(Records from a collection)

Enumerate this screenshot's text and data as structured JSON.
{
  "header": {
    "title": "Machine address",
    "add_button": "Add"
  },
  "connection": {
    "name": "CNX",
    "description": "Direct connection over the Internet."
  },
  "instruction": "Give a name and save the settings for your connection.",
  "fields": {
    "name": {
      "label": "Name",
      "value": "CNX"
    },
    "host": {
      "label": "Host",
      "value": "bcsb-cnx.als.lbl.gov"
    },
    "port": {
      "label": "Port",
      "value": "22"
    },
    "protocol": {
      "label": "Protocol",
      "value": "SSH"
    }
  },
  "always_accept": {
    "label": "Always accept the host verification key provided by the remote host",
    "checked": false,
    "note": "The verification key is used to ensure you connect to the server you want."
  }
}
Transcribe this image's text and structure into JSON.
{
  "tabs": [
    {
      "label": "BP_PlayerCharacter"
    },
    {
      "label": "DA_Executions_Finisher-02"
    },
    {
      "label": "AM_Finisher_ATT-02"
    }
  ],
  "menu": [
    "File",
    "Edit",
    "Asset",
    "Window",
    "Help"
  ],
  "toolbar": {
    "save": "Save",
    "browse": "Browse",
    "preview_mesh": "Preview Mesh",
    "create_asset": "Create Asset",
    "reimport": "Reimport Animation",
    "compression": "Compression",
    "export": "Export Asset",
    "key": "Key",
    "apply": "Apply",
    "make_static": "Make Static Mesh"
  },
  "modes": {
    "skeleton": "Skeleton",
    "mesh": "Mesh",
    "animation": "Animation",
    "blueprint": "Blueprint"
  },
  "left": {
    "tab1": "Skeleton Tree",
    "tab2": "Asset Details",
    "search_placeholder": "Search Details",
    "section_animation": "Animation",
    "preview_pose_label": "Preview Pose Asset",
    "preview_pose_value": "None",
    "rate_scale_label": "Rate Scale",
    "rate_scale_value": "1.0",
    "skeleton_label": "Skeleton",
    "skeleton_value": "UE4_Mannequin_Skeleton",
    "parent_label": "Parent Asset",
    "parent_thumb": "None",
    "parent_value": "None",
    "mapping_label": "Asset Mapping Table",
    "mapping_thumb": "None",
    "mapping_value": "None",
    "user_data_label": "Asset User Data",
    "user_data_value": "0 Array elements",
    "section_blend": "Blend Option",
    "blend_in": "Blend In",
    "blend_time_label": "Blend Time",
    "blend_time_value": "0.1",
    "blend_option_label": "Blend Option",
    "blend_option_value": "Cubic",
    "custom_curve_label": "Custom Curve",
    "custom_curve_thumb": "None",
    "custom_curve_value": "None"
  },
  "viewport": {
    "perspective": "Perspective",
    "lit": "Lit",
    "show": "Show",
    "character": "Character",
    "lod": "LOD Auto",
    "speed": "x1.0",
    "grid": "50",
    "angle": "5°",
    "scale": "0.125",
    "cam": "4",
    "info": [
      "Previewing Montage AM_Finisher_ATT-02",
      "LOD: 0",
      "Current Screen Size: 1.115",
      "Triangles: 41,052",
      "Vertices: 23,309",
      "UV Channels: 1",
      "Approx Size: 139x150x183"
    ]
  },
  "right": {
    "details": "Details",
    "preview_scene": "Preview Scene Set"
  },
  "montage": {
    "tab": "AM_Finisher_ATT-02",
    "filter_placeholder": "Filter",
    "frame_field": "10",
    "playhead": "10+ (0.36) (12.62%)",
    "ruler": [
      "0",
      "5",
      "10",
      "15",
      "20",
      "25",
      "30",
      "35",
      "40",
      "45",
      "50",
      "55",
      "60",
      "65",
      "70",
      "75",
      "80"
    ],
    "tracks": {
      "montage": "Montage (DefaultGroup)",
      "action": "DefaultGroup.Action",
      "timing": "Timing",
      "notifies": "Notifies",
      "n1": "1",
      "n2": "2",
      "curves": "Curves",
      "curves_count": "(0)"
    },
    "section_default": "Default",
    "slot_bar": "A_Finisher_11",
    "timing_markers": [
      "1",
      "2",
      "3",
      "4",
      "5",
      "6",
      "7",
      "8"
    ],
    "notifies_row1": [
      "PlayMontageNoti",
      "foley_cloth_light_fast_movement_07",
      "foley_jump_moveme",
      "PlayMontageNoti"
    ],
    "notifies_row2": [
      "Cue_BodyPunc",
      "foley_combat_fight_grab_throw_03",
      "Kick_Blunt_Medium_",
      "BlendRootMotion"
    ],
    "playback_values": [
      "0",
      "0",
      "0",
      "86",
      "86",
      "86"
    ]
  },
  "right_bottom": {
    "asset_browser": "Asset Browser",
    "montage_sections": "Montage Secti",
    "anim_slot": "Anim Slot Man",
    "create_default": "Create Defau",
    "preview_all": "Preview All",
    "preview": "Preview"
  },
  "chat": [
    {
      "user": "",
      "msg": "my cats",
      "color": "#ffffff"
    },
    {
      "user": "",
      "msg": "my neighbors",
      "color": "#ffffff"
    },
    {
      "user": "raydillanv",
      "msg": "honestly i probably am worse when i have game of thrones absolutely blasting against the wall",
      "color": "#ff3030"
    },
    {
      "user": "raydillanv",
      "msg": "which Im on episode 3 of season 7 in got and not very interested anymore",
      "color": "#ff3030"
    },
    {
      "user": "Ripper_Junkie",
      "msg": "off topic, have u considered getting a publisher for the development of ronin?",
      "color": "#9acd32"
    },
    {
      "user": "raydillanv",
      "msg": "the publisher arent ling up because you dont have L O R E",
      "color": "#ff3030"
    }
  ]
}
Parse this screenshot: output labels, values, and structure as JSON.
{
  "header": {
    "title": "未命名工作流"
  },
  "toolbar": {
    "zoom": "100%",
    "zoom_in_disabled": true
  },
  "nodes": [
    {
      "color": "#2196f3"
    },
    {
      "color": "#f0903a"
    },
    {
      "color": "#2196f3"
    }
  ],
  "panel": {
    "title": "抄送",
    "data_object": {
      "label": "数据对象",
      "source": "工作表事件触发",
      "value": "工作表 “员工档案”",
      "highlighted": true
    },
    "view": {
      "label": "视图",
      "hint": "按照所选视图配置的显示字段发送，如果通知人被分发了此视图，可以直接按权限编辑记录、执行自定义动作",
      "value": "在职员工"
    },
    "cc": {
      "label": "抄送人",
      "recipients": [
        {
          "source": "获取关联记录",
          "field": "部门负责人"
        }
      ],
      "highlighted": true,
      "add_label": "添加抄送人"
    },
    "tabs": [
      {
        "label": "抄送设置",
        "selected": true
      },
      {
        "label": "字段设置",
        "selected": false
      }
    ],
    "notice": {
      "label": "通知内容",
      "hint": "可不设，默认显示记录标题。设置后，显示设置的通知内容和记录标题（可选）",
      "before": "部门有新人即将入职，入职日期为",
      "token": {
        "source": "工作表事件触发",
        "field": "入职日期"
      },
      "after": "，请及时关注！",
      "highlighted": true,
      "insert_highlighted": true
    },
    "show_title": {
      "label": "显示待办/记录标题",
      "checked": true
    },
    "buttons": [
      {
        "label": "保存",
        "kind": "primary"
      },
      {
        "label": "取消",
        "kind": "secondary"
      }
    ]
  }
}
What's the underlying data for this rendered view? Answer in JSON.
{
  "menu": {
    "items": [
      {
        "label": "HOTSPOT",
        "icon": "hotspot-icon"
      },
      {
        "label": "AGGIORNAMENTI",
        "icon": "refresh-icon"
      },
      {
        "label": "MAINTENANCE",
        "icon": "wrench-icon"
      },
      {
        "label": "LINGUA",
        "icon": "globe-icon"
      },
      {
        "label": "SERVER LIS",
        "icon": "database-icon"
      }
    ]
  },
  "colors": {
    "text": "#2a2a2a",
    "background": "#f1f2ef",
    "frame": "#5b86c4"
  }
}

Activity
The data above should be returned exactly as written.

Reply to the exercise
Enumerate this screenshot's text and data as structured JSON.
{
  "header": {
    "title": "Machine address",
    "add_button": "Add"
  },
  "connection": {
    "name": "CNX",
    "description": "Direct connection over the Internet."
  },
  "instruction": "Give a name and save the settings for your connection.",
  "fields": {
    "name": {
      "label": "Name",
      "value": "CNX"
    },
    "host": {
      "label": "Host",
      "value": "bcsb-cnx.als.lbl.gov"
    },
    "port": {
      "label": "Port",
      "value": "22"
    },
    "protocol": {
      "label": "Protocol",
      "value": "SSH"
    }
  },
  "always_accept": {
    "label": "Always accept the host verification key provided by the remote host",
    "checked": false,
    "note": "The verification key is used to ensure you connect to the server you want."
  }
}
Transcribe this image's text and structure into JSON.
{
  "tabs": [
    {
      "label": "BP_PlayerCharacter"
    },
    {
      "label": "DA_Executions_Finisher-02"
    },
    {
      "label": "AM_Finisher_ATT-02"
    }
  ],
  "menu": [
    "File",
    "Edit",
    "Asset",
    "Window",
    "Help"
  ],
  "toolbar": {
    "save": "Save",
    "browse": "Browse",
    "preview_mesh": "Preview Mesh",
    "create_asset": "Create Asset",
    "reimport": "Reimport Animation",
    "compression": "Compression",
    "export": "Export Asset",
    "key": "Key",
    "apply": "Apply",
    "make_static": "Make Static Mesh"
  },
  "modes": {
    "skeleton": "Skeleton",
    "mesh": "Mesh",
    "animation": "Animation",
    "blueprint": "Blueprint"
  },
  "left": {
    "tab1": "Skeleton Tree",
    "tab2": "Asset Details",
    "search_placeholder": "Search Details",
    "section_animation": "Animation",
    "preview_pose_label": "Preview Pose Asset",
    "preview_pose_value": "None",
    "rate_scale_label": "Rate Scale",
    "rate_scale_value": "1.0",
    "skeleton_label": "Skeleton",
    "skeleton_value": "UE4_Mannequin_Skeleton",
    "parent_label": "Parent Asset",
    "parent_thumb": "None",
    "parent_value": "None",
    "mapping_label": "Asset Mapping Table",
    "mapping_thumb": "None",
    "mapping_value": "None",
    "user_data_label": "Asset User Data",
    "user_data_value": "0 Array elements",
    "section_blend": "Blend Option",
    "blend_in": "Blend In",
    "blend_time_label": "Blend Time",
    "blend_time_value": "0.1",
    "blend_option_label": "Blend Option",
    "blend_option_value": "Cubic",
    "custom_curve_label": "Custom Curve",
    "custom_curve_thumb": "None",
    "custom_curve_value": "None"
  },
  "viewport": {
    "perspective": "Perspective",
    "lit": "Lit",
    "show": "Show",
    "character": "Character",
    "lod": "LOD Auto",
    "speed": "x1.0",
    "grid": "50",
    "angle": "5°",
    "scale": "0.125",
    "cam": "4",
    "info": [
      "Previewing Montage AM_Finisher_ATT-02",
      "LOD: 0",
      "Current Screen Size: 1.115",
      "Triangles: 41,052",
      "Vertices: 23,309",
      "UV Channels: 1",
      "Approx Size: 139x150x183"
    ]
  },
  "right": {
    "details": "Details",
    "preview_scene": "Preview Scene Set"
  },
  "montage": {
    "tab": "AM_Finisher_ATT-02",
    "filter_placeholder": "Filter",
    "frame_field": "10",
    "playhead": "10+ (0.36) (12.62%)",
    "ruler": [
      "0",
      "5",
      "10",
      "15",
      "20",
      "25",
      "30",
      "35",
      "40",
      "45",
      "50",
      "55",
      "60",
      "65",
      "70",
      "75",
      "80"
    ],
    "tracks": {
      "montage": "Montage (DefaultGroup)",
      "action": "DefaultGroup.Action",
      "timing": "Timing",
      "notifies": "Notifies",
      "n1": "1",
      "n2": "2",
      "curves": "Curves",
      "curves_count": "(0)"
    },
    "section_default": "Default",
    "slot_bar": "A_Finisher_11",
    "timing_markers": [
      "1",
      "2",
      "3",
      "4",
      "5",
      "6",
      "7",
      "8"
    ],
    "notifies_row1": [
      "PlayMontageNoti",
      "foley_cloth_light_fast_movement_07",
      "foley_jump_moveme",
      "PlayMontageNoti"
    ],
    "notifies_row2": [
      "Cue_BodyPunc",
      "foley_combat_fight_grab_throw_03",
      "Kick_Blunt_Medium_",
      "BlendRootMotion"
    ],
    "playback_values": [
      "0",
      "0",
      "0",
      "86",
      "86",
      "86"
    ]
  },
  "right_bottom": {
    "asset_browser": "Asset Browser",
    "montage_sections": "Montage Secti",
    "anim_slot": "Anim Slot Man",
    "create_default": "Create Defau",
    "preview_all": "Preview All",
    "preview": "Preview"
  },
  "chat": [
    {
      "user": "",
      "msg": "my cats",
      "color": "#ffffff"
    },
    {
      "user": "",
      "msg": "my neighbors",
      "color": "#ffffff"
    },
    {
      "user": "raydillanv",
      "msg": "honestly i probably am worse when i have game of thrones absolutely blasting against the wall",
      "color": "#ff3030"
    },
    {
      "user": "raydillanv",
      "msg": "which Im on episode 3 of season 7 in got and not very interested anymore",
      "color": "#ff3030"
    },
    {
      "user": "Ripper_Junkie",
      "msg": "off topic, have u considered getting a publisher for the development of ronin?",
      "color": "#9acd32"
    },
    {
      "user": "raydillanv",
      "msg": "the publisher arent ling up because you dont have L O R E",
      "color": "#ff3030"
    }
  ]
}
Parse this screenshot: output labels, values, and structure as JSON.
{
  "header": {
    "title": "未命名工作流"
  },
  "toolbar": {
    "zoom": "100%",
    "zoom_in_disabled": true
  },
  "nodes": [
    {
      "color": "#2196f3"
    },
    {
      "color": "#f0903a"
    },
    {
      "color": "#2196f3"
    }
  ],
  "panel": {
    "title": "抄送",
    "data_object": {
      "label": "数据对象",
      "source": "工作表事件触发",
      "value": "工作表 “员工档案”",
      "highlighted": true
    },
    "view": {
      "label": "视图",
      "hint": "按照所选视图配置的显示字段发送，如果通知人被分发了此视图，可以直接按权限编辑记录、执行自定义动作",
      "value": "在职员工"
    },
    "cc": {
      "label": "抄送人",
      "recipients": [
        {
          "source": "获取关联记录",
          "field": "部门负责人"
        }
      ],
      "highlighted": true,
      "add_label": "添加抄送人"
    },
    "tabs": [
      {
        "label": "抄送设置",
        "selected": true
      },
      {
        "label": "字段设置",
        "selected": false
      }
    ],
    "notice": {
      "label": "通知内容",
      "hint": "可不设，默认显示记录标题。设置后，显示设置的通知内容和记录标题（可选）",
      "before": "部门有新人即将入职，入职日期为",
      "token": {
        "source": "工作表事件触发",
        "field": "入职日期"
      },
      "after": "，请及时关注！",
      "highlighted": true,
      "insert_highlighted": true
    },
    "show_title": {
      "label": "显示待办/记录标题",
      "checked": true
    },
    "buttons": [
      {
        "label": "保存",
        "kind": "primary"
      },
      {
        "label": "取消",
        "kind": "secondary"
      }
    ]
  }
}
What's the underlying data for this rendered view? Answer in JSON.
{
  "menu": {
    "items": [
      {
        "label": "HOTSPOT",
        "icon": "hotspot-icon"
      },
      {
        "label": "AGGIORNAMENTI",
        "icon": "refresh-icon"
      },
      {
        "label": "MAINTENANCE",
        "icon": "wrench-icon"
      },
      {
        "label": "LINGUA",
        "icon": "globe-icon"
      },
      {
        "label": "SERVER LIS",
        "icon": "database-icon"
      }
    ]
  },
  "colors": {
    "text": "#2a2a2a",
    "background": "#f1f2ef",
    "frame": "#5b86c4"
  }
}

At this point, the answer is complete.